Using Contacts to Move South
In addition to expanding into retail, Green Peak is enlarging its geographic footprint. In June, the company agreed to acquire a licensed, vertically integrated Florida business, Tree King Tree Farm, for $48 million. The deal gives the company one of 22 vertical licenses in Florida, which is among the nation’s largest medical cannabis markets.
“This allows us to expand our footprint and gives us a really solid position,” Radway said. “It’s a fantastic state for medical, and it will become a great one for recreational. Having the No. 2 and No. 3 states in the country fits our model. It effectively provides us with the runway for growth in 2021 and 2022, and Michigan is growth for us in 2019 and 2020. We have a very strong runway for the next four years.”
Green Peak planned its Florida growth for years. It engaged a law firm and a lobbying firm there and began to develop relationships in the state and talked with current license holders to see who would be willing to sell.
“We kept our ear close to the ground and built relationships with a law firm, lobbying firm and with licensees and business owners in the state so we’d have good connections and a good network,” Radway said.

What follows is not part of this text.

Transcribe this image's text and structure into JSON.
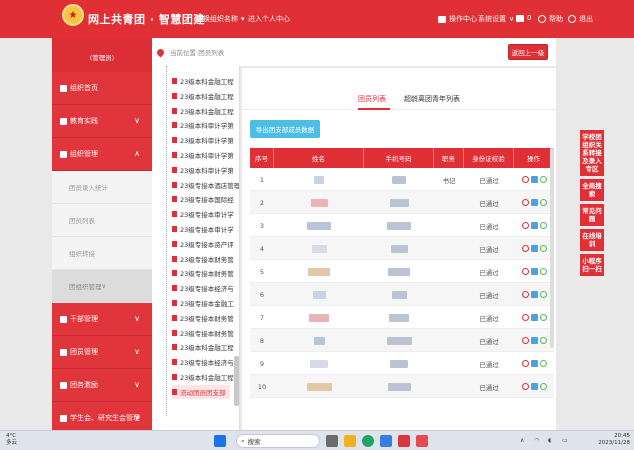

“We used a lobbying firm,” he added, “because cannabis is a heavily regulated industry and the ability to navigate highly complex structures is a must. Those regulatory environments are different by state. So using a top-tier lobbying firm to help us build political, regulatory and legislative relationships is a smart move, and it’s worked well for us.”